“I think I’m probably supposed to tell you it’s MRSA,” I told the emergency room doctor, “So… no penicillin, or whatever.”
He shook his head, “You’ve got family working in medicine?”
“Yeah,” I said, “Both of my parents. This is… I’ve lost count. I think the fifth, maybe sixth time I’ve had this done. The only time I’ve gone to the E.R., though. I didn’t mean to be melodramatic but it hurt.”
“I bet it did. That boil was nearly the size of a baseball; I’m not sure I’ve ever seen one quite that bad. I’d prescribe you some antibiotics, but they’re not going to work. Follow up when you get back home, okay?”
There was still no end to it. Many months and several treatments later, I was starting to give up. When you’re a teenager, being instructed, “Don’t shave,” and “Don’t wear sleeveless shirts,” seems like the end of the world, especially when your senior prom is fast approaching and an entire year of your life has been consumed by one painful infection that was supposed to be no big deal. Finally, help came in the form of an extremely unlikely source: emu oil.
The dermatologist who had first treated me referred me to an eccentric doctor in another practice. He had started using emu oil to help patients with recurrent skin infections like mine. As he explained to me, emu oil itself does nothing to combat skin infections. However, when mixed with antibiotics, it delivers the medicine directly to the site of the infection, killing the bacteria exactly where it’s growing. It also had fewer side effects because it didn’t need to travel through the digestive system, the way antibiotic pills do. He lanced and drained the infection and sent me home with a bottle of his in-house-compounded concoction of emu oil and Vancomycin. I thought he might be crazy. I also knew that I was willing to try anything.
Much to my amazement and relief, that was finally the end of my MRSA “adventure,” over a year after its start. And, although I have more than my fair share of incision scars, I was one of the lucky people who survived it with no lasting damage.

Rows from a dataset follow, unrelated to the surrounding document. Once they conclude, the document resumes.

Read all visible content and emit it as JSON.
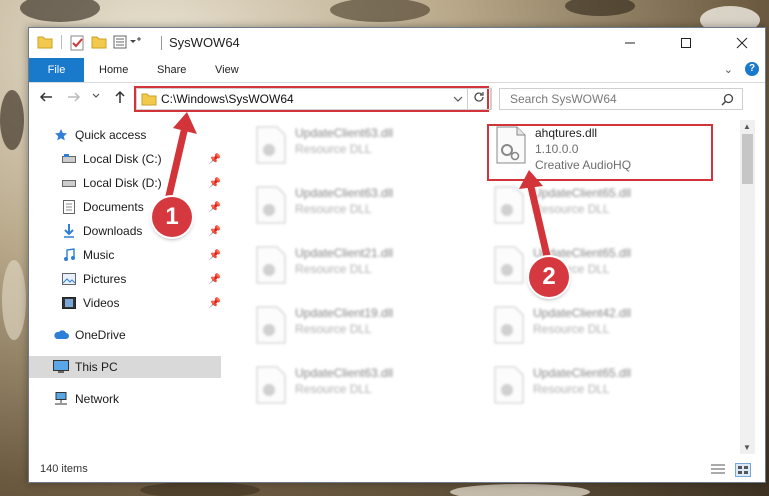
{
  "window": {
    "title": "SysWOW64"
  },
  "ribbon": {
    "tabs": [
      "File",
      "Home",
      "Share",
      "View"
    ]
  },
  "address_bar": {
    "path": "C:\\Windows\\SysWOW64"
  },
  "search": {
    "placeholder": "Search SysWOW64"
  },
  "sidebar": {
    "items": [
      {
        "label": "Quick access",
        "icon": "star-icon"
      },
      {
        "label": "Local Disk (C:)",
        "icon": "drive-icon",
        "pinned": true
      },
      {
        "label": "Local Disk (D:)",
        "icon": "drive-icon",
        "pinned": true
      },
      {
        "label": "Documents",
        "icon": "documents-icon",
        "pinned": true
      },
      {
        "label": "Downloads",
        "icon": "download-icon",
        "pinned": true
      },
      {
        "label": "Music",
        "icon": "music-icon",
        "pinned": true
      },
      {
        "label": "Pictures",
        "icon": "pictures-icon",
        "pinned": true
      },
      {
        "label": "Videos",
        "icon": "videos-icon",
        "pinned": true
      },
      {
        "label": "OneDrive",
        "icon": "cloud-icon"
      },
      {
        "label": "This PC",
        "icon": "monitor-icon",
        "selected": true
      },
      {
        "label": "Network",
        "icon": "network-icon"
      }
    ]
  },
  "files": {
    "left_column": [
      {
        "name": "UpdateClient63.dll",
        "type": "Resource DLL"
      },
      {
        "name": "UpdateClient63.dll",
        "type": "Resource DLL"
      },
      {
        "name": "UpdateClient21.dll",
        "type": "Resource DLL"
      },
      {
        "name": "UpdateClient19.dll",
        "type": "Resource DLL"
      },
      {
        "name": "UpdateClient63.dll",
        "type": "Resource DLL"
      }
    ],
    "highlighted": {
      "name": "ahqtures.dll",
      "version": "1.10.0.0",
      "company": "Creative AudioHQ"
    },
    "right_column": [
      {
        "name": "UpdateClient65.dll",
        "type": "Resource DLL"
      },
      {
        "name": "UpdateClient65.dll",
        "type": "Resource DLL"
      },
      {
        "name": "UpdateClient42.dll",
        "type": "Resource DLL"
      },
      {
        "name": "UpdateClient65.dll",
        "type": "Resource DLL"
      }
    ]
  },
  "status": {
    "item_count": "140 items"
  },
  "annotations": {
    "step1": "1",
    "step2": "2"
  },
  "colors": {
    "accent": "#1979ca",
    "highlight": "#d2343a"
  }
}
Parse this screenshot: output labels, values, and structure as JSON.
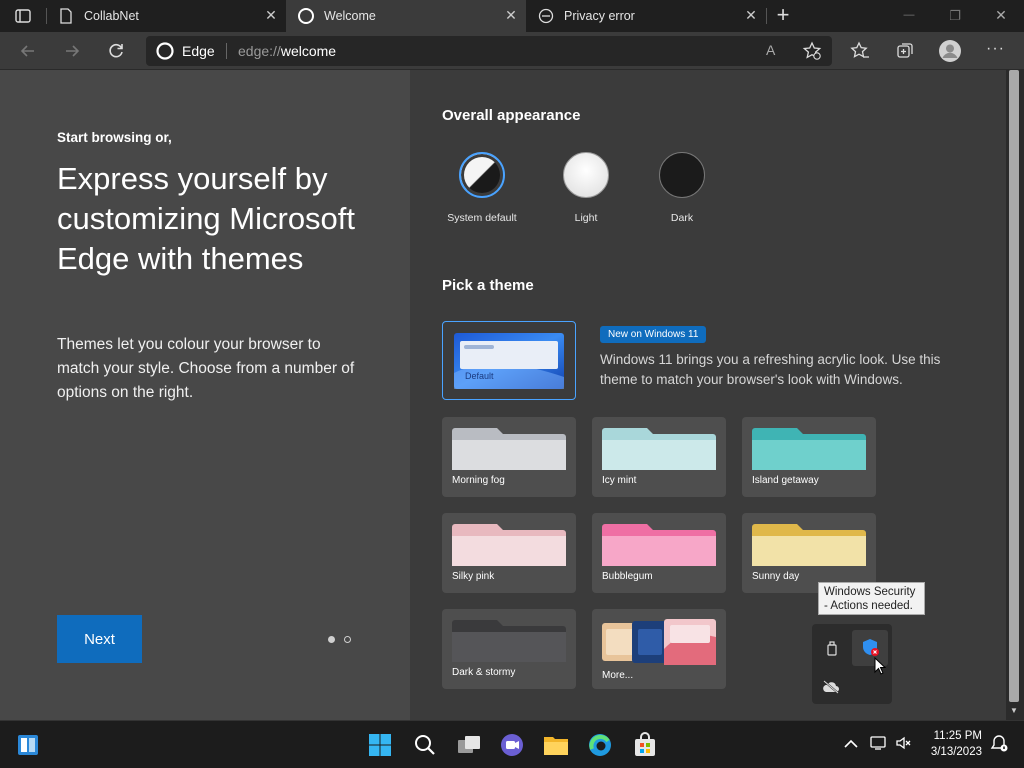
{
  "tabs": [
    {
      "title": "CollabNet",
      "close": "✕"
    },
    {
      "title": "Welcome",
      "close": "✕"
    },
    {
      "title": "Privacy error",
      "close": "✕"
    }
  ],
  "window_controls": {
    "new_tab": "+",
    "minimize": "—",
    "restore": "❐",
    "close": "✕"
  },
  "address": {
    "brand": "Edge",
    "url_prefix": "edge://",
    "url_path": "welcome"
  },
  "left_panel": {
    "kicker": "Start browsing or,",
    "headline": "Express yourself by customizing Microsoft Edge with themes",
    "description": "Themes let you colour your browser to match your style. Choose from a number of options on the right.",
    "next_label": "Next"
  },
  "appearance": {
    "heading": "Overall appearance",
    "options": [
      {
        "label": "System default"
      },
      {
        "label": "Light"
      },
      {
        "label": "Dark"
      }
    ]
  },
  "themes": {
    "heading": "Pick a theme",
    "featured": {
      "name": "Default",
      "badge": "New on Windows 11",
      "description": "Windows 11 brings you a refreshing acrylic look. Use this theme to match your browser's look with Windows."
    },
    "items": [
      {
        "label": "Morning fog",
        "color_top": "#b9bcc2",
        "color_body": "#dcdde0"
      },
      {
        "label": "Icy mint",
        "color_top": "#a9d7da",
        "color_body": "#cce9ea"
      },
      {
        "label": "Island getaway",
        "color_top": "#3fb4b4",
        "color_body": "#6fd0cc"
      },
      {
        "label": "Silky pink",
        "color_top": "#e8b9bf",
        "color_body": "#f3dcdf"
      },
      {
        "label": "Bubblegum",
        "color_top": "#ef6fa4",
        "color_body": "#f7a7c8"
      },
      {
        "label": "Sunny day",
        "color_top": "#e0b84a",
        "color_body": "#f2e2a8"
      },
      {
        "label": "Dark & stormy",
        "color_top": "#3a3a3c",
        "color_body": "#555558"
      },
      {
        "label": "More..."
      }
    ]
  },
  "tooltip": {
    "line1": "Windows Security",
    "line2": "- Actions needed."
  },
  "clock": {
    "time": "11:25 PM",
    "date": "3/13/2023"
  },
  "colors": {
    "accent": "#0f6cbd",
    "focus": "#4aa3ff"
  }
}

In young, healthy people, even a year of MRSA can have a happy ending. But, had I been much older, or had chronic health problems, or had been unable to get access to medical care, it might have been only a matter of time before the “superbug” had spread elsewhere in my body and caused life-threatening complications.
Today, ten years after my unpleasant run-in with the superbug, MRSA is so common that it no longer raises eyebrows and alarm when it appears in healthy people. It is well on its way to becoming the pandemic that doctors have long feared it could be, and it’s not just the old and the weak who are in its path of destruction.
The main advice that I would give to other people with MRSA is to treat the infection promptly and seriously. The gamble of “see if it gets better on its own” isn’t one that can be taken with MRSA, and I could have saved myself a lot of suffering had I gotten more prompt treatment. I would also advise patients to truly follow their doctors’ instructions, no matter how inconvenient they may be. I’m sorry to say that this is where I failed, because I let teenage vanity keep me from consistently following the advice, “Don’t shave your underarms, even if you seem better,” and kept opening myself to the recurrence of the infection. Many people with MRSA also don’t finish their full course of antibiotics, which is dangerous with any infection, but particularly serious with MRSA because half-finished antibiotics contribute to the evolution of VRSA (a strain of MRSA that doesn’t respond even to the most powerful drugs). The experience of fighting MRSA isn’t one that anyone should have to go through, especially not as a recurrent problem. We need to be doing everything in our power to stop, or at least slow, the spread of this pandemic and the effect is has on lives.